By Ruhaifa Adil
Bismillahir Rahmanir Raheem
An authentic hadith narrated in at-Tirmidhi tells us that on the Day of Resurrection, the sun will come to a distance of only one mile from the earth; people will be submerged in their own sweat according to their deeds: some up to their ankles, some up to their knees, some up to the waist, and some till their mouths! On such a day, there would be no respite or shade, except for seven types of people who will be allowed to rest under the shade of Allah’s throne. Prophet Muhammad (sa) related to us the qualities of those lucky few in another hadith of Sahih Bukhari as being:
- A just ruler;
- A youth who grew up in the worship of Allah, the Mighty and Majestic;
- A man whose heart is attached to the mosque;
- Two men who love each other for the sake of Allah, meeting and parting for that purpose;
- A man who is called by a woman of beauty and position (for illegal intercourse), but he says: ‘I fear Allah’;
- A man who gives charity such that his left hand does not know what his right hand has given;
- A man who remembers Allah in private and his eyes fill up with tears.
Muslim parents would love to have their children counted amongst these seven so that they can escape any suffering in the Hereafter. Here are some ideas to help you prepare your children so that they are one of those who are shaded under Allah’s throne on the Day of Judgement:
1- Make your children aware of the seven types of people
Teach your children the hadith and discuss with them what each type of person must do to be considered as one of that category. Explain to them through concrete examples of people who were considered just, or those who spent their youth in worship, and so on. Elaborate by telling what such people say and do in different situations so that the concept is not abstract. Remember however to keep your explanations age-appropriate.
2- Help your children identify their strengths
Once you have explained the seven types to your children, help them brainstorm where their strengths lie. Help them tap into their hidden potential by making them realize what things come easy to them.

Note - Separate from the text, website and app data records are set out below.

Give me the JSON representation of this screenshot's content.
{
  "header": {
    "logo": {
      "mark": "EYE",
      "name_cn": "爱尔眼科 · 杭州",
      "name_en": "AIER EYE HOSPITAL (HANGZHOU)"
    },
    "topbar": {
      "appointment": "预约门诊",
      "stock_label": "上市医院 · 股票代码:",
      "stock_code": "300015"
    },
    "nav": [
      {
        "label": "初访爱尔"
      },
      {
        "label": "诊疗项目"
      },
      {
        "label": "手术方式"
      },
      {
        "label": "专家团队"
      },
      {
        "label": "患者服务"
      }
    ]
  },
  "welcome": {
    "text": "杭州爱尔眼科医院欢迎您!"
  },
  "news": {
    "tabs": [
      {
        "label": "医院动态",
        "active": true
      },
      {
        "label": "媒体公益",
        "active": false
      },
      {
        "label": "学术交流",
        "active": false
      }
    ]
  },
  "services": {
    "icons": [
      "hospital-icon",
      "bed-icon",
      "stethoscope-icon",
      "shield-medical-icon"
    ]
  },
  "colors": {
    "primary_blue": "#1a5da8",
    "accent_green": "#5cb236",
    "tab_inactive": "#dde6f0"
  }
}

Recount to them times that they have done good deeds and what that means. For example if your child has many friends, make him see that his strength is his friendly nature. A child who easily shares his food or toys with his family or friends can be shown that he is generous and so on.
3- Match their strengths to identify which type of person they can most easily become
Once your child has made a list of his or her strengths, help him or her match himself or herself to one of the seven types of people. For example, the generous child can be among those who give charity such that their left hand does not know what their right hand has given. A friendly child can be among those who meet and part with people purely for the sake of Allah. Help your child choose one or two of the kinds of people that he or she can emulate easily.
4- Help brainstorm ideas in how they can adopt those habits early on
When a certain type of people has been selected, help your child come up with ideas to do at least one deed a day that would help him or her develop that character further. A child who finds it easy to go to the mosque can be helped to go to the mosque for all five prayers (or lesser depending on his age), and he can be introduced to the Imam who can involve him with various activities and responsibilities. A child who gets upset when things are done unjustly to others can be taught how fair judgements can be made, and the appropriate ways to respond when he or she sees injustice, such as a classmate being bullied and so on.
5- Reinforce that they must always hang on to the habits they have identified consistently to be counted amongst the seven
Reinforce that they must further develop their character by being consistent in what they have chosen. The one who intends to be just should never take the side of the unfair ones. The one who gives charity must not talk about his good deeds with others and so on.
6- Teach them to reassess and reevaluate
Let them reevaluate how well they are doing every month. In case your child feels difficulty in being consistent, help him or her choose another category. Children change as they grow and their interests, strengths, and inclinations change. Help them to analyze and change their goals, but let it always be clear that they must actively seek to be amongst these seven so that they are rewarded for their efforts.
7- Join your children in this effort
Don’t just help your kids; be a part of this effort too! Remember, children always learn better when they look at role models, and this is the best time to analyze yourself and set goals for yourself too. Aim to be under the shade of Allah’s throne as well so that you and your children are together on that Day, enjoying the fruits of your labour with each other, Insha’Allah!
Ruhaifa Adil is a mother of four, a practising Muslimah, an avid reader, and a passionate writer. She works primarily as a trainer for mothers and teachers, advocating a multi sensorial, learner-centred approach, which she has learnt through her work as a remedial specialist for children with dyslexia. She is also an author of English textbooks, based on the teachings of the Quran (currently under editing), and creative director of a Tafseer app for kids (soon to be launched Insha’Allah). Her latest project is Qutor.com, a website that helps connect Quran teachers and students.
© IIPH 2016